Title: Vaccine Devlopment of MERS-CoV Virus-like Particles


Biography: Ming-Fu Chang

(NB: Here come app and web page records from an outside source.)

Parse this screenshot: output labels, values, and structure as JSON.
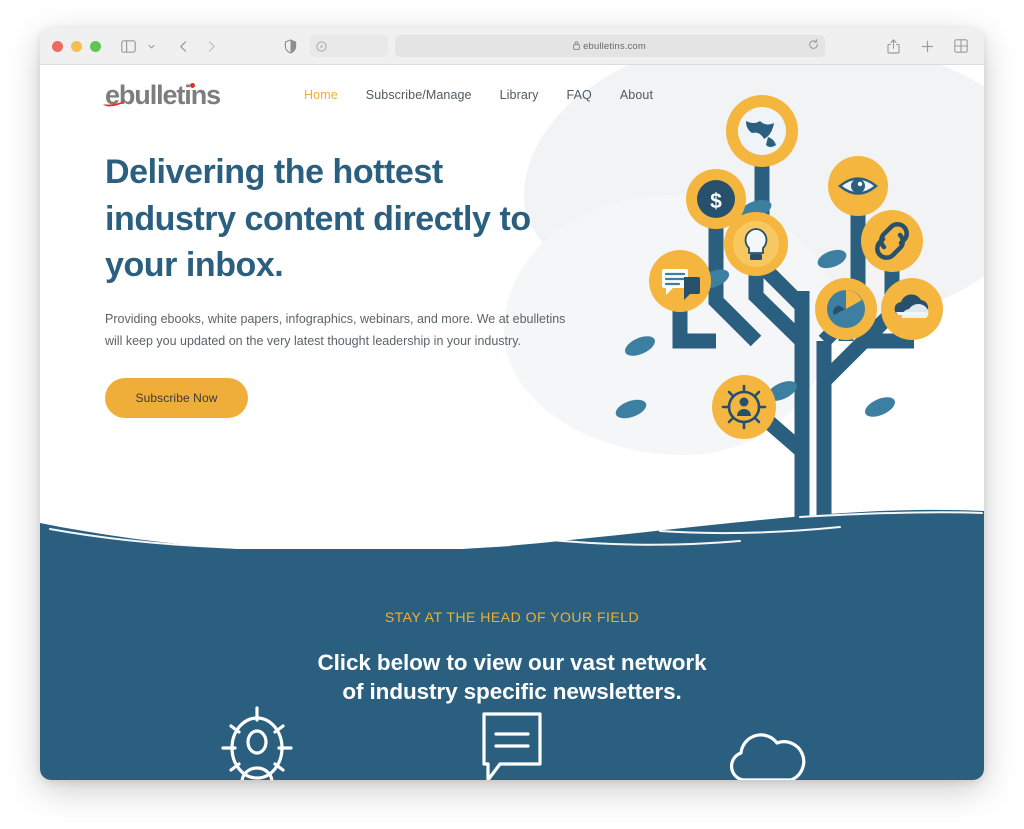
{
  "browser": {
    "traffic_lights": [
      "close",
      "minimize",
      "maximize"
    ],
    "url": "ebulletins.com",
    "lock_glyph": "ὑ2",
    "controls": {
      "sidebar": "sidebar-toggle",
      "sidebar_chevron": "chevron-down",
      "back": "back-arrow",
      "forward": "forward-arrow",
      "shield": "privacy-shield",
      "extension": "extension-badge",
      "reload": "reload",
      "share": "share",
      "new_tab": "new-tab-plus",
      "tab_overview": "tab-overview-grid"
    }
  },
  "site": {
    "logo": {
      "text": "ebulletins",
      "accent_color": "#d8342a"
    },
    "nav": [
      {
        "label": "Home",
        "active": true
      },
      {
        "label": "Subscribe/Manage",
        "active": false
      },
      {
        "label": "Library",
        "active": false
      },
      {
        "label": "FAQ",
        "active": false
      },
      {
        "label": "About",
        "active": false
      }
    ],
    "hero": {
      "title": "Delivering the hottest industry content directly to your inbox.",
      "subtitle": "Providing ebooks, white papers, infographics, webinars, and more. We at ebulletins will keep you updated on the very latest thought leadership in your industry.",
      "cta_label": "Subscribe Now"
    },
    "illustration": {
      "name": "content-tree",
      "leaf_color": "#3d7fa0",
      "branch_color": "#2b5f80",
      "badge_color": "#f4b63f",
      "badges": [
        "globe-icon",
        "eye-icon",
        "dollar-icon",
        "lightbulb-icon",
        "link-chain-icon",
        "chat-bubbles-icon",
        "pie-chart-icon",
        "cloud-icon",
        "user-target-icon"
      ]
    },
    "promo": {
      "eyebrow": "STAY AT THE HEAD OF YOUR FIELD",
      "headline_line_1": "Click below to view our vast network",
      "headline_line_2": "of industry specific newsletters.",
      "feature_icons": [
        "user-target-icon",
        "chat-bubble-icon",
        "cloud-icon"
      ]
    }
  },
  "colors": {
    "brand_blue": "#2b5f80",
    "brand_orange": "#efae39",
    "eyebrow_orange": "#edb033",
    "logo_red": "#d8342a",
    "body_text": "#5a646a"
  }
}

Middle East respiratory syndrome (MERS), an atypical variant of pneumonia, emerged in 2012 and spread to 27 countries. Until 2019, the MERS epidemic is still considered as a significant threat to human beings as its mortality rate is around 36%. MERS coronavirus (MERS-CoV), a novel lineage C betacoronavirus classified as a member of the Coronaviridae family was identified as the causative pathogen of MERS. The structural proteins comprise a spike glycoprotein (S), a membrane glycoprotein (M), a small envelope protein (E), and a nucleocapsid protein. hDPP4 was identified to be the functional receptor for MERS-CoV. To date, no drugs and vaccines have been clinically approved to control MERS-CoV infection. One of the most promising tools in vaccine development is the use of recombinant-based virus-like particles (VLPs). VLPs are multiprotein structures closely resembling natural virions and lack viral genetic materials. In addition, VLPs display intact and biochemically active antigens on their surface and thus, show high immunogenicity and antigenicity. Importantly, VLPs interact with the host immune system inducing humoral and cellular responses similarly to the native pathogen. In this study, MERS-CoV VLPs containing S, M, and E proteins were produced by baculovirus expression system. Results showed that MERS-CoV VLPs with diameters approximately 100 nm were detected by electron microscopy, and spike protein appeared around the spherical particles. Immunofluorescence assay demonstrated that colocalization of the spike protein-incorporated VLPs with hDPP4. In addition, BALB/c mice were vaccinated with MERS-CoV VLPs that could induce neutralizing antibodies. The protection assay is ongoing.